* [TASK DESCRIPTION]: If a line in the listing below includes the word "screenshot", pick it out.
*** Opening of INFORMATION GIVEN ***
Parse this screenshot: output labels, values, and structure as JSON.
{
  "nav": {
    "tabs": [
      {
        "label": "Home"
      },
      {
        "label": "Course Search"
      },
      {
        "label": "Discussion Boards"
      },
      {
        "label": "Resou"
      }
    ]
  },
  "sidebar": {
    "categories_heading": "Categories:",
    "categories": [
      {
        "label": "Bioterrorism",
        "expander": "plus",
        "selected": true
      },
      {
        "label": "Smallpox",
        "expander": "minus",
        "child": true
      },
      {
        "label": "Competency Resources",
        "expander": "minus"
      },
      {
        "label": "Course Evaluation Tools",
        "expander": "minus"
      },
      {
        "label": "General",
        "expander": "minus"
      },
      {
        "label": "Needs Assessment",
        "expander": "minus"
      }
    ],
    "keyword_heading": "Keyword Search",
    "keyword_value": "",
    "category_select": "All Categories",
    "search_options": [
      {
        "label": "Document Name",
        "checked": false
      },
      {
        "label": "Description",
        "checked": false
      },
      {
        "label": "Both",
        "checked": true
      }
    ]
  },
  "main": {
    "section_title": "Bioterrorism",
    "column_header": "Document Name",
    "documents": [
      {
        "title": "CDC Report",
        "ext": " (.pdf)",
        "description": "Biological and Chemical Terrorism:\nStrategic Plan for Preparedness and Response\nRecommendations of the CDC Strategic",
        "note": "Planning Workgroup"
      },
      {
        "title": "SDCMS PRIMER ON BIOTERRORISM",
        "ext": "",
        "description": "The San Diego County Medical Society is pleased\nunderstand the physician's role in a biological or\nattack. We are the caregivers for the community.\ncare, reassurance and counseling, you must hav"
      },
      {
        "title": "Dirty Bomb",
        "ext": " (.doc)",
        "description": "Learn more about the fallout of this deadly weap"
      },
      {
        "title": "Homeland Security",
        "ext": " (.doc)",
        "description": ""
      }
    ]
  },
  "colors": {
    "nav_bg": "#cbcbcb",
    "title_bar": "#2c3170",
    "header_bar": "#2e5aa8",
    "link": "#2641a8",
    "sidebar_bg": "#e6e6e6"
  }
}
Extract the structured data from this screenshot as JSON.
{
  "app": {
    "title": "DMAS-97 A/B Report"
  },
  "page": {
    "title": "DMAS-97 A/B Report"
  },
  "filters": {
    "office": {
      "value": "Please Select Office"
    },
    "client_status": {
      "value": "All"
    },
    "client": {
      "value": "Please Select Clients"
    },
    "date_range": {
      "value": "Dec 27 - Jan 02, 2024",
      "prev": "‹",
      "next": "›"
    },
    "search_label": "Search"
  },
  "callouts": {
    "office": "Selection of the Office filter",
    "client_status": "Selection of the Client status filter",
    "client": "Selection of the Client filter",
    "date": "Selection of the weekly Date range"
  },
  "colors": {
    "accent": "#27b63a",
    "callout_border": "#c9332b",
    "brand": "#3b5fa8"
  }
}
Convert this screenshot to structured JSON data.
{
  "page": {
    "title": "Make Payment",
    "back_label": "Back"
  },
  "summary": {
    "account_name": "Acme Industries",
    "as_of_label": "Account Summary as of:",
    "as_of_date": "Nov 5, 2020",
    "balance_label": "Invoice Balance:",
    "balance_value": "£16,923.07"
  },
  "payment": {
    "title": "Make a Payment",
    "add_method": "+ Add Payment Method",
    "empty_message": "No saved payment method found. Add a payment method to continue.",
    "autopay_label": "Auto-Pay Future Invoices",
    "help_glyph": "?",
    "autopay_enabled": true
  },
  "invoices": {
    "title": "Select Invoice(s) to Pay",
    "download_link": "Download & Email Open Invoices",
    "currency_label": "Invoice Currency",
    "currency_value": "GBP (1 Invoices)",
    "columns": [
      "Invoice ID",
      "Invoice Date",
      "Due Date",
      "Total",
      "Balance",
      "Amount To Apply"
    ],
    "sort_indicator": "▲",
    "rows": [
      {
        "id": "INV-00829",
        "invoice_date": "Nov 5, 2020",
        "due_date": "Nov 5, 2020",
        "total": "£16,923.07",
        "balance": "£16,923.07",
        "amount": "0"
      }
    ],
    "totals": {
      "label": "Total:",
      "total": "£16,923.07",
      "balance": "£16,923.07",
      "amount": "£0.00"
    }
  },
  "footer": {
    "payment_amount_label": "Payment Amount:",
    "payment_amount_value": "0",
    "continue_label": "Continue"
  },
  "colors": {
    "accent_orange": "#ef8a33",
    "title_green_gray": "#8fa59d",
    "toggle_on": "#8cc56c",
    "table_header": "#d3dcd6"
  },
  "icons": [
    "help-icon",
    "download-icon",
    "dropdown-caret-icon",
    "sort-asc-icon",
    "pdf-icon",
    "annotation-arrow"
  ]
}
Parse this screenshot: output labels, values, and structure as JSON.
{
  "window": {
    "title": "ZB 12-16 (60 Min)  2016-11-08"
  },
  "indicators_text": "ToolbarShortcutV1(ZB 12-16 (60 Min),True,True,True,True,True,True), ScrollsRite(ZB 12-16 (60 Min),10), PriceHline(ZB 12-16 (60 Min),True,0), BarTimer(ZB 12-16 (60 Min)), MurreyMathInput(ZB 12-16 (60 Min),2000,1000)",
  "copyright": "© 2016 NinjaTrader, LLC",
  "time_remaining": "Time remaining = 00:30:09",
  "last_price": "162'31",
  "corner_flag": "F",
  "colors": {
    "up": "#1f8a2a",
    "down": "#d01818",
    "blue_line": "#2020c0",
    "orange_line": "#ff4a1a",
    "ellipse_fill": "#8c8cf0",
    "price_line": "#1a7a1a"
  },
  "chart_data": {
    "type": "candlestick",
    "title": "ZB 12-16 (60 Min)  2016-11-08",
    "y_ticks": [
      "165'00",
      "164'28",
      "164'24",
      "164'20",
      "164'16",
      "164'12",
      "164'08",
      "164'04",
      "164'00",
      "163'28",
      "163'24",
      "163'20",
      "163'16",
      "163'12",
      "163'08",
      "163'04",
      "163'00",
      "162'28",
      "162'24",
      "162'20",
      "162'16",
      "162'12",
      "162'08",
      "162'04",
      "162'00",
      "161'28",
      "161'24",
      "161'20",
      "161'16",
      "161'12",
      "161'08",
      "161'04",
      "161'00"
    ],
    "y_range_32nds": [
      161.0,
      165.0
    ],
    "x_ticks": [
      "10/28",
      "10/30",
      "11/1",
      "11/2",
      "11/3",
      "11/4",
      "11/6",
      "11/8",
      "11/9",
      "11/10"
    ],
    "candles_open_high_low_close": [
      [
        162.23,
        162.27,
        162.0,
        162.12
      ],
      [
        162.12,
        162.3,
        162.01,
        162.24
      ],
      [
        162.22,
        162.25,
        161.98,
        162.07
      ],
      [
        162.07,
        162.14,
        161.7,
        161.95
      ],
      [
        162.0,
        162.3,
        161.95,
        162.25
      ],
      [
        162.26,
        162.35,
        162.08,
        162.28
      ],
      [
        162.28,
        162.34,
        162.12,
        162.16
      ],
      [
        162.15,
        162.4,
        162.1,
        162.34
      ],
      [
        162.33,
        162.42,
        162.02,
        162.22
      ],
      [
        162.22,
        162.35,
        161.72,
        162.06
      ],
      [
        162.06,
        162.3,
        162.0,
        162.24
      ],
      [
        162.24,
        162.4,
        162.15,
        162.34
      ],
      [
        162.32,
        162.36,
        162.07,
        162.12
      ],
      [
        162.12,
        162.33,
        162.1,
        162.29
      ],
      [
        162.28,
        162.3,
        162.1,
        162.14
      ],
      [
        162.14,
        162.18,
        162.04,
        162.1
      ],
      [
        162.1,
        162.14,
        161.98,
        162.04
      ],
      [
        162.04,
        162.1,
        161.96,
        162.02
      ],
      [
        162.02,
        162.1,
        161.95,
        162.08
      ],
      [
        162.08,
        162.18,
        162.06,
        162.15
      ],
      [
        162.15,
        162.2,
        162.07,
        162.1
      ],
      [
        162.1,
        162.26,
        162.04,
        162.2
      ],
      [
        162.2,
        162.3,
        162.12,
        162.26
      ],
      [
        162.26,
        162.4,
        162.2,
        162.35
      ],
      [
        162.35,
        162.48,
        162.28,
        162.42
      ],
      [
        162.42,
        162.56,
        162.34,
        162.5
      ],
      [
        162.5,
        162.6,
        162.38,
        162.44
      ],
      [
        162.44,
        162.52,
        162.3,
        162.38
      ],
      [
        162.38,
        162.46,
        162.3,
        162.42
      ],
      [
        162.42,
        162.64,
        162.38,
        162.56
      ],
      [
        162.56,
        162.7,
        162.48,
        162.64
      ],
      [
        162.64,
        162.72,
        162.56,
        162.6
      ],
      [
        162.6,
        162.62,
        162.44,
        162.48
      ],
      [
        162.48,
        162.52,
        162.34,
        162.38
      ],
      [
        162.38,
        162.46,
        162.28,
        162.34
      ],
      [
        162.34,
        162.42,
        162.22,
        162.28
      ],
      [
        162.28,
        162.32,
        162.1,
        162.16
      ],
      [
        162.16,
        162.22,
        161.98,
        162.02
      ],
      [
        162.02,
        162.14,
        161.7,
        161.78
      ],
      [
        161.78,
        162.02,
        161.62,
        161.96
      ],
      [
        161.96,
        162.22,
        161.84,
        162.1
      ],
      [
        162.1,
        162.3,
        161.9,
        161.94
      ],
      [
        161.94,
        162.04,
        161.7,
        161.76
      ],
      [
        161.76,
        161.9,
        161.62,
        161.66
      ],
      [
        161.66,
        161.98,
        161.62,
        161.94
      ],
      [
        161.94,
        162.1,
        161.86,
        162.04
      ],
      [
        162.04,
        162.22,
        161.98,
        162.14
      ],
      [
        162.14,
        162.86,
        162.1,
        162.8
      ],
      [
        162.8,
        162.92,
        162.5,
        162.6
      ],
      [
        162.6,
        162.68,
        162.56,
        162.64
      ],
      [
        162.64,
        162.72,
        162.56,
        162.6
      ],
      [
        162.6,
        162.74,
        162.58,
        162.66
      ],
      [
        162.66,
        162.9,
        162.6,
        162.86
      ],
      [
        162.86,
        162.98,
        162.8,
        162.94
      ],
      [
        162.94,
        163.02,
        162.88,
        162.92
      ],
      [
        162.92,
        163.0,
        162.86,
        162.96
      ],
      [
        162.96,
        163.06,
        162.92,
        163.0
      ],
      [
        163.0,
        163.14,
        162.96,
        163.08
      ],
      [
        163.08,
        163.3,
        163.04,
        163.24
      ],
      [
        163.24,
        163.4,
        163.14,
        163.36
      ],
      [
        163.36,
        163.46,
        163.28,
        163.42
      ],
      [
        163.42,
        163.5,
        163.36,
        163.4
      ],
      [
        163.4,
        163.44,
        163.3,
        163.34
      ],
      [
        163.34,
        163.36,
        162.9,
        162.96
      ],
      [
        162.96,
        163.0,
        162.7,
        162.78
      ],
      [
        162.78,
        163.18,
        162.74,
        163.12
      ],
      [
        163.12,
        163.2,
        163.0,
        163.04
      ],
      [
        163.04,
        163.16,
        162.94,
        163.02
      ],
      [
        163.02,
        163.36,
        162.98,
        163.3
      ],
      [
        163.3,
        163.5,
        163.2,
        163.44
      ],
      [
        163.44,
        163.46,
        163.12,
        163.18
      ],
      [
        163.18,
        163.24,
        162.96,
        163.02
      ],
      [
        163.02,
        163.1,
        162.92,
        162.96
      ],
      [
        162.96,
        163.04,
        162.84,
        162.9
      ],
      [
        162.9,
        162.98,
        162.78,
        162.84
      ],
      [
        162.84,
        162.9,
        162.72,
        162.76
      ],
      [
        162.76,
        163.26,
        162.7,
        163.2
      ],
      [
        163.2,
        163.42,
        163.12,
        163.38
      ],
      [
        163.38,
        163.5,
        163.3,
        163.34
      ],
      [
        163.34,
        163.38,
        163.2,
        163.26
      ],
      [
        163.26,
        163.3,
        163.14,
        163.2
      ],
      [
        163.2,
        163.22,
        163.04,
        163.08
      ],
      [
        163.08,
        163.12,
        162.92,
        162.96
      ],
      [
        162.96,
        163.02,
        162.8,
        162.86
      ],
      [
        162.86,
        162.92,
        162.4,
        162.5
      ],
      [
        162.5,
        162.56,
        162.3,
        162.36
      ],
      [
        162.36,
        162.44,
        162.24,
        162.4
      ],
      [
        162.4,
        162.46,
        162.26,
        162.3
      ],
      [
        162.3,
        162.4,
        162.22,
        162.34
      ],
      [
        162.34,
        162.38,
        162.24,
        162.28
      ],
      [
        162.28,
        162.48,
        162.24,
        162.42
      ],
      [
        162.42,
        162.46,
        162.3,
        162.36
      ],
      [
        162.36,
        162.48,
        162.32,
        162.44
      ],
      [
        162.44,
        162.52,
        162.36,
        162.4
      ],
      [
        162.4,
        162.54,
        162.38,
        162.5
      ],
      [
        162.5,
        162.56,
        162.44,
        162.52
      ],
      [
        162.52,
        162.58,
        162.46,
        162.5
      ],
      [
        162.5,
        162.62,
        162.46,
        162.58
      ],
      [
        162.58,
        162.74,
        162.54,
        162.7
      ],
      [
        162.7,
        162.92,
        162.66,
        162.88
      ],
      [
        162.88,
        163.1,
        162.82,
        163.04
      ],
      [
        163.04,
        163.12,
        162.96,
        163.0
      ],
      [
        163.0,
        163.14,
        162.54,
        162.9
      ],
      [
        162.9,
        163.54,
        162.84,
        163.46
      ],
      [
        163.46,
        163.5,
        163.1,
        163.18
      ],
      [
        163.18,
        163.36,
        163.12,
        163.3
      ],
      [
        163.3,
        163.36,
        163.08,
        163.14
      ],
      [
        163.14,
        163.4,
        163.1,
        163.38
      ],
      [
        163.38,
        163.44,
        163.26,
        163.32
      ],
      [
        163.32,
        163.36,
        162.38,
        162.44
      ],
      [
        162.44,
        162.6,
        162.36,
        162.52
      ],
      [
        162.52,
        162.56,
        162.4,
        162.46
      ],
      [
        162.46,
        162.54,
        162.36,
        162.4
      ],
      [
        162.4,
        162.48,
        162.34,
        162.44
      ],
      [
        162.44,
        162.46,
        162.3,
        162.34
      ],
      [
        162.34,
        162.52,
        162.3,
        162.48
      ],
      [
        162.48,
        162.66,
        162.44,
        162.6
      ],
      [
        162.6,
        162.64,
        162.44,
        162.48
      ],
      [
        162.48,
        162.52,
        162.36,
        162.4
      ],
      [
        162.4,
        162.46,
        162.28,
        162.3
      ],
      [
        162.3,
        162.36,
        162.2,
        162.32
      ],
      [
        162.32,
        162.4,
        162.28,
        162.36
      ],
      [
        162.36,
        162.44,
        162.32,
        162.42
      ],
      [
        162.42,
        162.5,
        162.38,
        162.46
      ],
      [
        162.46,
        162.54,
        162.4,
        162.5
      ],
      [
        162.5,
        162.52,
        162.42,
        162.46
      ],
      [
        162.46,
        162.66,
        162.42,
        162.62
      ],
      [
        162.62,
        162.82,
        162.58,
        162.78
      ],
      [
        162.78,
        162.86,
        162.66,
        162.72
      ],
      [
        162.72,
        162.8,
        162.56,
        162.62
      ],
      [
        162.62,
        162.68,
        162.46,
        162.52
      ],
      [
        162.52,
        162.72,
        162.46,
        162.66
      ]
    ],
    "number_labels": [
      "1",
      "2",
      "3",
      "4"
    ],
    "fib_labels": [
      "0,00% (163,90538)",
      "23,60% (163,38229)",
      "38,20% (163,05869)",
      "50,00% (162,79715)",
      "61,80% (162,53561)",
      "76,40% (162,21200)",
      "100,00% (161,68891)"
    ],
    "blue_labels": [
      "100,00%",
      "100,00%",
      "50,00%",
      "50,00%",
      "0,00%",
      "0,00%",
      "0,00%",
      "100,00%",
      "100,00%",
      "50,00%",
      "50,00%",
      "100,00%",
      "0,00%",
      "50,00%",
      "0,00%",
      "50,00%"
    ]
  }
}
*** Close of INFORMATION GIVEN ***
* [RESPONSE AREA]:
Parse this screenshot: output labels, values, and structure as JSON.
Extract the structured data from this screenshot as JSON.
Convert this screenshot to structured JSON data.
Parse this screenshot: output labels, values, and structure as JSON.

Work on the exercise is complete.